The behaviour of the correlation with respect to wind direction (Fig.

The sea level processes in the GoF act on different time scales, from the sub-daily storm surges to sub-weekly Baltic Sea internal variations, and weekly and longer-term changes in the total water volume. From 1 d to 1 week, the Baltic Sea mainly responds to wind and air pressure forcing like a closed basin. The response time of such variations, e.g. the transport of water between the GoF and the Baltic Proper in a seiche oscillation, is usually of the order of 1 d. In such time scale, the wind-generated waves have time to develop, and these phenomena co-occur.

The sea level variations in time scales longer than 1 week usually involve changes in the Baltic Sea water volume.
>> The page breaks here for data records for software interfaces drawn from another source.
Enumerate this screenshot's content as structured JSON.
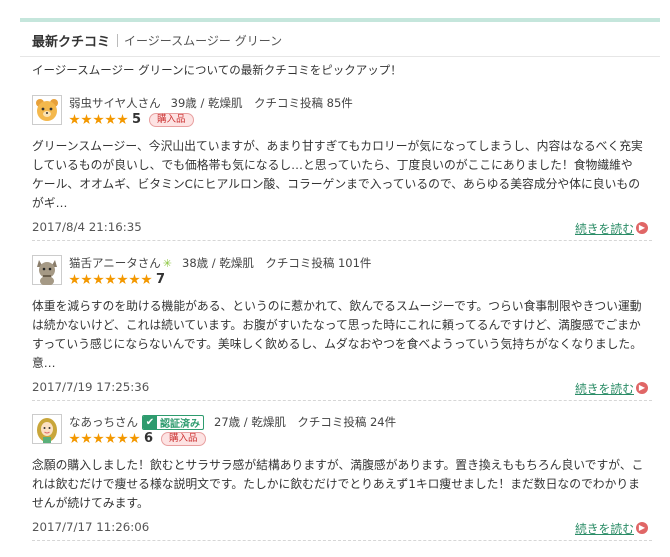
{
  "header": {
    "title": "最新クチコミ",
    "product": "イージースムージー グリーン"
  },
  "intro": "イージースムージー グリーンについての最新クチコミをピックアップ！",
  "reviews": [
    {
      "name": "弱虫サイヤ人さん",
      "meta": "39歳 / 乾燥肌　クチコミ投稿 85件",
      "stars": 5,
      "score": "5",
      "badge": "購入品",
      "body": "グリーンスムージー、今沢山出ていますが、あまり甘すぎてもカロリーが気になってしまうし、内容はなるべく充実しているものが良いし、でも価格帯も気になるし…と思っていたら、丁度良いのがここにありました！食物繊維やケール、オオムギ、ビタミンCにヒアルロン酸、コラーゲンまで入っているので、あらゆる美容成分や体に良いものがギ…",
      "date": "2017/8/4 21:16:35",
      "more": "続きを読む"
    },
    {
      "name": "猫舌アニータさん",
      "meta": "38歳 / 乾燥肌　クチコミ投稿 101件",
      "stars": 7,
      "score": "7",
      "body": "体重を減らすのを助ける機能がある、というのに惹かれて、飲んでるスムージーです。つらい食事制限やきつい運動は続かないけど、これは続いています。お腹がすいたなって思った時にこれに頼ってるんですけど、満腹感でごまかすっていう感じにならないんです。美味しく飲めるし、ムダなおやつを食べようっていう気持ちがなくなりました。意…",
      "date": "2017/7/19 17:25:36",
      "more": "続きを読む"
    },
    {
      "name": "なあっちさん",
      "verified": "認証済み",
      "meta": "27歳 / 乾燥肌　クチコミ投稿 24件",
      "stars": 6,
      "score": "6",
      "badge": "購入品",
      "body": "念願の購入しました！飲むとサラサラ感が結構ありますが、満腹感があります。置き換えももちろん良いですが、これは飲むだけで痩せる様な説明文です。たしかに飲むだけでとりあえず1キロ痩せました！まだ数日なのでわかりませんが続けてみます。",
      "date": "2017/7/17 11:26:06",
      "more": "続きを読む"
    }
  ]
}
These are related to longer-term

Our results demonstrated that the assumption of independence of sea level and significant wave height leads to an underestimation of total water levels with exceedance frequencies of 100 events per year or less by about 0.2–0.3 m in the 4-year observation-based data set, and up to 0.55 m in the 28-year simulation-based data set (the difference of the distributions in Fig.

Our main conclusions, related to the research questions presented in Sect.

The sea level variations and significant wave heights show a positive correlation in general (

The 4-year probability distribution of the total water level, calculated as a sum of the observed sea level and observed significant wave heights, gives 0.2–0.3 m higher values for high total water levels (0.1–100 events per year) than the distribution calculated by assuming the two variables independent. In the simulated 28-year distribution, the underestimation amounts to 0.2–0.5 m. As the total water level values rarer than 0.1 events per year are also likely underestimated, the dependence between the variables should be accounted for when calculating the probabilities of high total water levels, e.g. for flooding risk estimates.

The probability distribution of the sum based on the copula approach is closer to the observed distribution than the distribution based on the independence assumption. Of the nine copulas studied, the Tawn, Gumbel, t-EV, Galambos, and Hüsler–Reiss copulas proved most suitable for our data.

The core idea of the wave model is based on known universal properties of different dimensionless parameters, namely the energy, peak frequency, phase speed, fetch, and time:

Instead of assuming that the waves are fetch limited at each time step, the model simulates a more realistic wave growth and decay by also accounting for the limitation of wind duration through the following propagation scheme:

Calculate the dimensionless fetch,

Calculate a (dimensionless) duration based on the wind,

Determine an enhanced dimensionless time step as

As an inverse to step 2, calculate a new fetch

Calculate the minimum dimensionless fetch for a fully developed sea (using the wind speed at 10 m height) as:

Set the relevant fetch to

Calculate the new energy,

The Kendall correlation coefficients (

The CCDFs of

The CCDFs of

The wave, wind and sea-level observations are available through FMI's open data portal (

MMJ calculated the correlations, probability distributions, and copulas and wrote most of the paper. JVB programmed the coastal implementation of the parametric wave model, did the model runs, and contributed to writing. JS started the work and wrote the first draft. UL contributed to the calculation of the probability distributions. KKK originally developed the parametric wave model and proposed the idea of this study.

The contact author has declared that neither they nor their co-authors have any competing interests.

Publisher's note: Copernicus Publications remains neutral with regard to jurisdictional claims in published maps and institutional affiliations.

The work done by Pekka Alenius in providing the water temperature data for the LL7 monitoring site is greatly acknowledged.

This work was partly funded by the State Nuclear Waste Management Fund in Finland through the EXWE project (Extreme weather and nuclear power plants) of the SAFIR2018 programme (The Finnish Nuclear Power Plant Safety Research Programme 2015–2018;

This paper was edited by Philip Ward and reviewed by two anonymous referees.